US20050053209 *Sep 6, 2003Mar 10, 2005D'evelyn Linda KayeMethod and system for availing participants in a special number call event and others of information contained in a plurality of data stores
US20070117577 *Nov 23, 2005May 24, 2007Research In Motion LimitedRouting of a short message originated by a mobile device
US20070286181 *May 21, 2007Dec 13, 2007Dennis BushmitchRemote home/office monitoring and control using Skype
Classifications
U.S. Classification455/466, 455/404.1, 455/414.1, 379/111, 455/404.2
International ClassificationH04W4/00
Cooperative ClassificationH04M3/42357, H04W4/02, H04M3/5116, H04W4/14, H04M2207/18, H04M2242/04, H04M3/42348, H04M3/42042
European ClassificationH04M3/42R2, H04M3/51E, H04W4/02
Legal Events
DateCodeEventDescription
Apr 16, 2010ASAssignment
Owner name: WACHOVIA BANK, NATIONAL ASSOCIATION, AS ADMINISTRA
Free format text: SECURITY AGREEMENT;ASSIGNORS:INTERCALL, INC.;INTRADO, INC.;WEST CORPORATION AND OTHERS;US-ASSIGNMENT DATABASE UPDATED:20100416;REEL/FRAME:24244/216
Effective date: 20091028
Free format text: SECURITY AGREEMENT;ASSIGNORS:INTERCALL, INC.;INTRADO, INC.;WEST CORPORATION AND OTHERS;US-ASSIGNMENT DATABASE UPDATED:20100504;REEL/FRAME:24244/216
Free format text: SECURITY AGREEMENT;ASSIGNORS:INTERCALL, INC.;INTRADO, INC.;WEST CORPORATION AND OTHERS;US-ASSIGNMENT DATABASE UPDATED:20100511;REEL/FRAME:24244/216
Free format text: SECURITY AGREEMENT;ASSIGNORS:INTERCALL, INC.;INTRADO, INC.;WEST CORPORATION AND OTHERS;US-ASSIGNMENT DATABASE UPDATED:20100520;REEL/FRAME:24244/216
Free format text: SECURITY AGREEMENT;ASSIGNORS:INTERCALL, INC.;INTRADO, INC.;WEST CORPORATION AND OTHERS;REEL/FRAME:24244/216
Free format text: SECURITY AGREEMENT;ASSIGNORS:INTERCALL, INC.;INTRADO, INC.;WEST CORPORATION;AND OTHERS;REEL/FRAME:024244/0216
Dec 17, 2007ASAssignment

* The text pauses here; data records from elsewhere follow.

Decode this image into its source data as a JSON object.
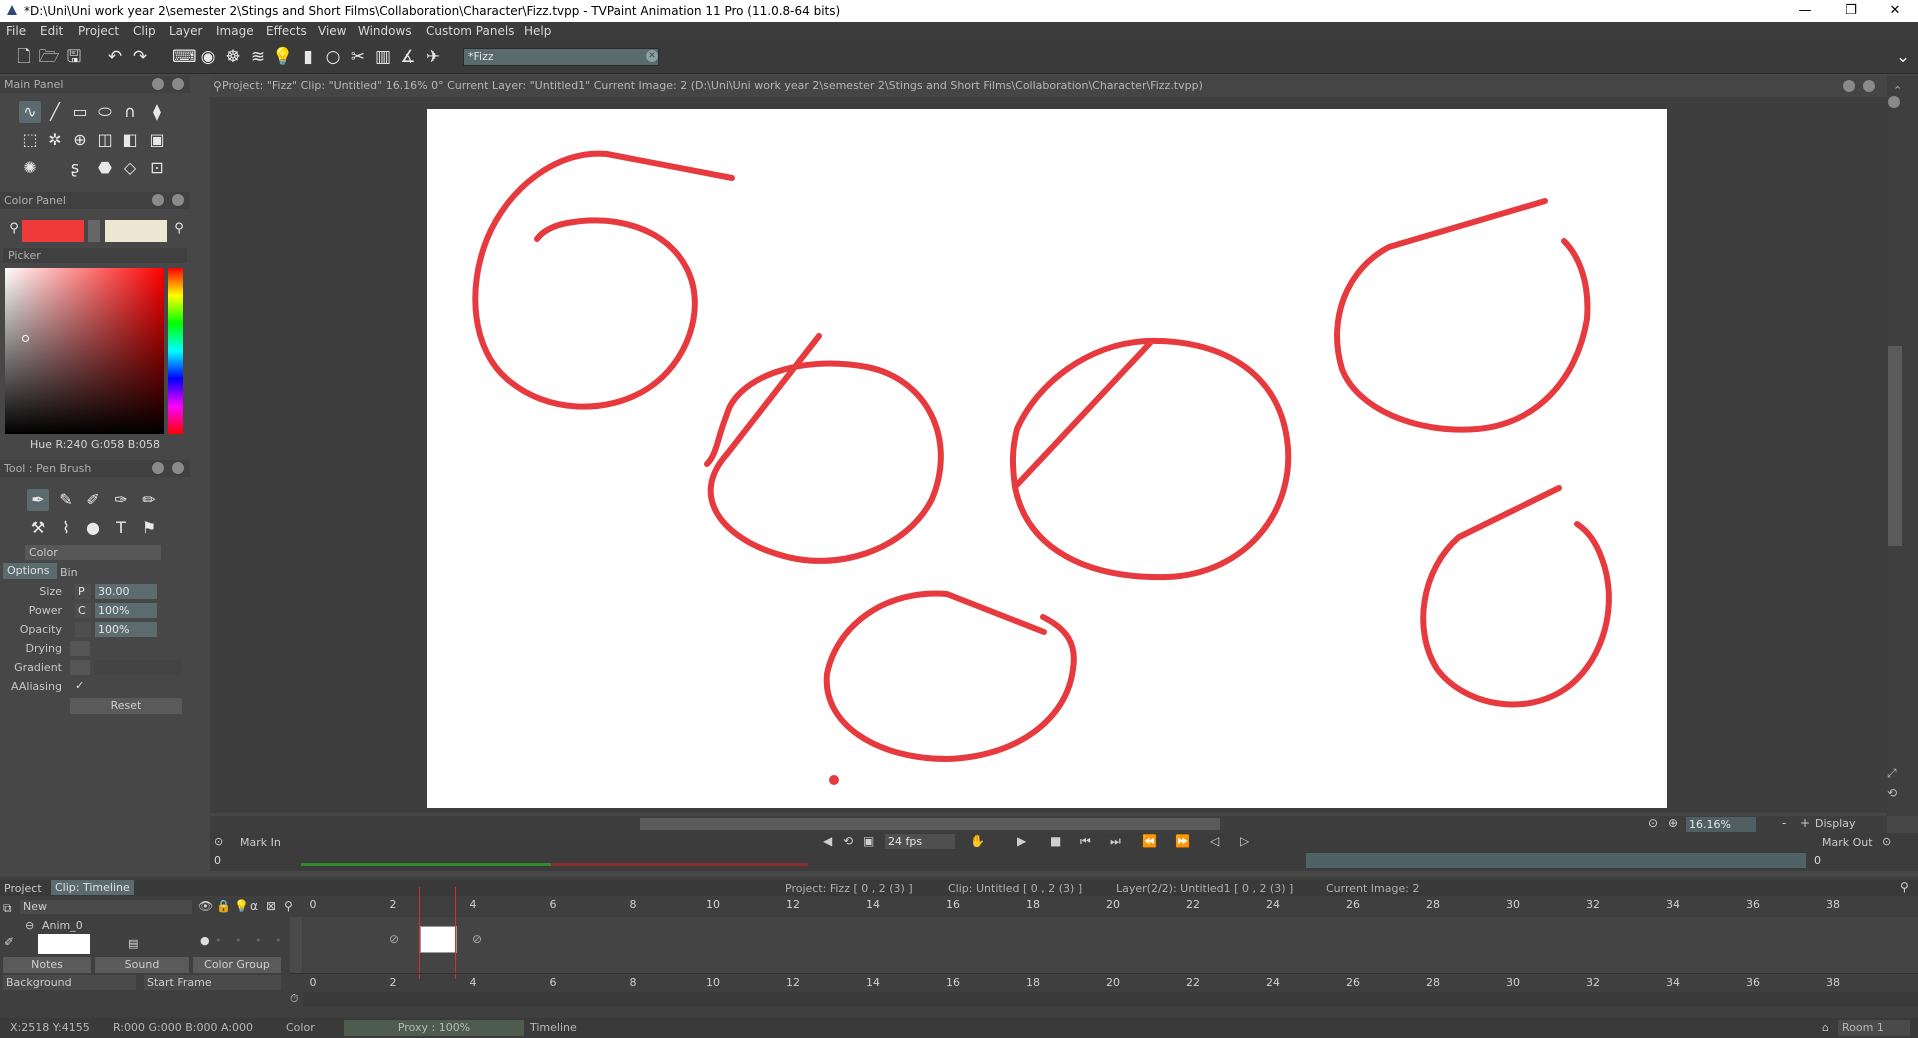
{
  "window": {
    "title": "*D:\\Uni\\Uni work year 2\\semester 2\\Stings and Short Films\\Collaboration\\Character\\Fizz.tvpp - TVPaint Animation 11 Pro (11.0.8-64 bits)",
    "minimize": "—",
    "restore": "❐",
    "close": "✕"
  },
  "menu": [
    "File",
    "Edit",
    "Project",
    "Clip",
    "Layer",
    "Image",
    "Effects",
    "View",
    "Windows",
    "Custom Panels",
    "Help"
  ],
  "search": {
    "value": "*Fizz"
  },
  "main_panel": {
    "title": "Main Panel"
  },
  "color_panel": {
    "title": "Color Panel",
    "primary_color": "#ef3a3a",
    "secondary_color": "#ede6d2",
    "picker_label": "Picker",
    "readout": "Hue R:240 G:058 B:058"
  },
  "tool_panel": {
    "title": "Tool : Pen Brush",
    "mode": "Color",
    "tabs": [
      "Options",
      "Bin"
    ],
    "fields": [
      {
        "label": "Size",
        "prefix": "P",
        "value": "30.00"
      },
      {
        "label": "Power",
        "prefix": "C",
        "value": "100%"
      },
      {
        "label": "Opacity",
        "prefix": "",
        "value": "100%"
      },
      {
        "label": "Drying",
        "prefix": "",
        "value": ""
      },
      {
        "label": "Gradient",
        "prefix": "",
        "value": ""
      },
      {
        "label": "AAliasing",
        "prefix": "",
        "value": "✓"
      }
    ],
    "reset": "Reset"
  },
  "canvas_info": "Project: \"Fizz\"  Clip: \"Untitled\"   16.16%   0°  Current Layer: \"Untitled1\"  Current Image: 2 (D:\\Uni\\Uni work year 2\\semester 2\\Stings and Short Films\\Collaboration\\Character\\Fizz.tvpp)",
  "stroke_color": "#e63a3f",
  "playback": {
    "mark_in": "Mark In",
    "fps": "24 fps",
    "zoom": "16.16%",
    "display": "Display",
    "mark_out": "Mark Out",
    "in_value": "0",
    "out_value": "0"
  },
  "timeline": {
    "tabs": [
      "Project",
      "Clip: Timeline"
    ],
    "info": [
      "Project: Fizz [ 0 , 2  (3) ]",
      "Clip: Untitled [ 0 , 2  (3) ]",
      "Layer(2/2): Untitled1 [ 0 , 2  (3) ]",
      "Current Image: 2"
    ],
    "new_label": "New",
    "layer_name": "Anim_0",
    "buttons": [
      "Notes",
      "Sound",
      "Color Group"
    ],
    "background": "Background",
    "start_frame": "Start Frame",
    "frame_numbers": [
      "0",
      "2",
      "4",
      "6",
      "8",
      "10",
      "12",
      "14",
      "16",
      "18",
      "20",
      "22",
      "24",
      "26",
      "28",
      "30",
      "32",
      "34",
      "36",
      "38"
    ]
  },
  "status": {
    "coords": "X:2518  Y:4155",
    "rgba": "R:000 G:000 B:000 A:000",
    "mode": "Color",
    "proxy": "Proxy : 100%",
    "view": "Timeline",
    "room": "Room 1"
  }
}
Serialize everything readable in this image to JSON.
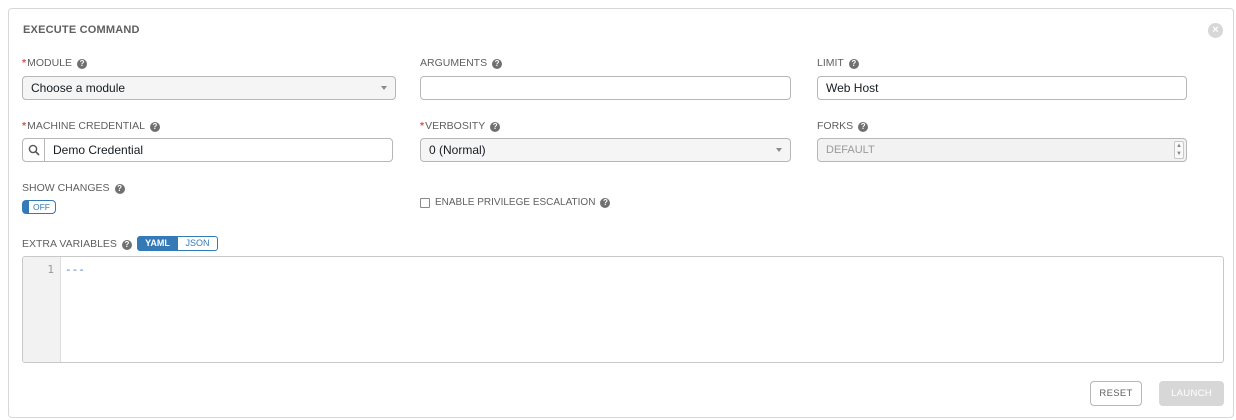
{
  "panel": {
    "title": "EXECUTE COMMAND",
    "close_icon": "close-icon"
  },
  "fields": {
    "module": {
      "required": "*",
      "label": "MODULE",
      "value": "Choose a module",
      "help": "?"
    },
    "arguments": {
      "label": "ARGUMENTS",
      "value": "",
      "help": "?"
    },
    "limit": {
      "label": "LIMIT",
      "value": "Web Host",
      "help": "?"
    },
    "machine_credential": {
      "required": "*",
      "label": "MACHINE CREDENTIAL",
      "value": "Demo Credential",
      "help": "?",
      "icon": "search-icon"
    },
    "verbosity": {
      "required": "*",
      "label": "VERBOSITY",
      "value": "0 (Normal)",
      "help": "?"
    },
    "forks": {
      "label": "FORKS",
      "placeholder": "DEFAULT",
      "help": "?"
    },
    "show_changes": {
      "label": "SHOW CHANGES",
      "help": "?",
      "toggle_text": "OFF"
    },
    "privilege_escalation": {
      "label": "ENABLE PRIVILEGE ESCALATION",
      "help": "?",
      "checked": false
    },
    "extra_variables": {
      "label": "EXTRA VARIABLES",
      "help": "?",
      "modes": [
        "YAML",
        "JSON"
      ],
      "selected_mode": "YAML",
      "line_number": "1",
      "content": "---"
    }
  },
  "buttons": {
    "reset": "RESET",
    "launch": "LAUNCH"
  },
  "colors": {
    "accent": "#337ab7",
    "required": "#d9534f",
    "disabled": "#d7d7d7"
  }
}
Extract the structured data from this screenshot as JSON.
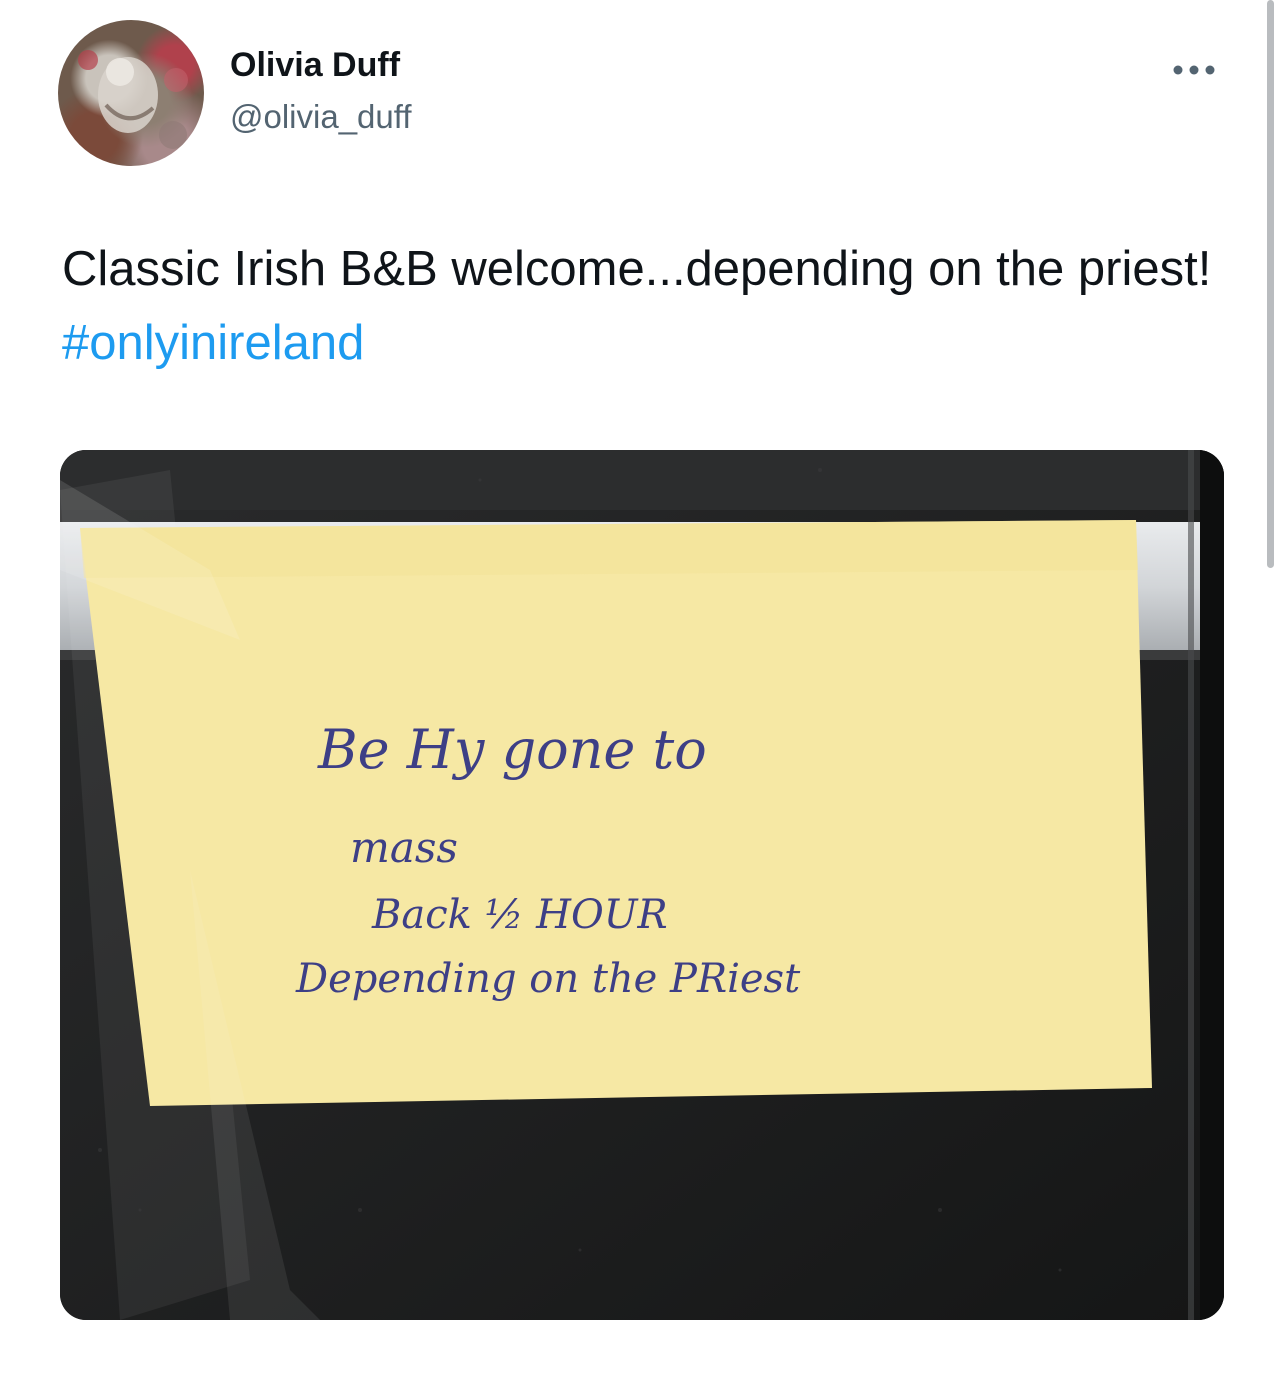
{
  "tweet": {
    "author": {
      "display_name": "Olivia Duff",
      "handle": "@olivia_duff",
      "avatar_icon": "user-avatar-icon"
    },
    "more_icon": "more-horizontal-icon",
    "text": "Classic Irish B&B welcome...depending on the priest! ",
    "hashtag": "#onlyinireland",
    "media": {
      "note_lines": [
        "Be Hy gone to",
        "mass",
        "Back ½ HOUR",
        "Depending on the PRiest"
      ],
      "note_color": "#f6e8a4"
    }
  },
  "colors": {
    "text": "#0f1419",
    "secondary": "#536471",
    "link": "#1d9bf0"
  }
}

Owner name: WEST CORPORATION, NEBRASKA
Free format text: ASSIGNMENT OF ASSIGNORS INTEREST;ASSIGNOR:HWANG, KUEN-YIH;REEL/FRAME:020255/0824
Effective date: 20071217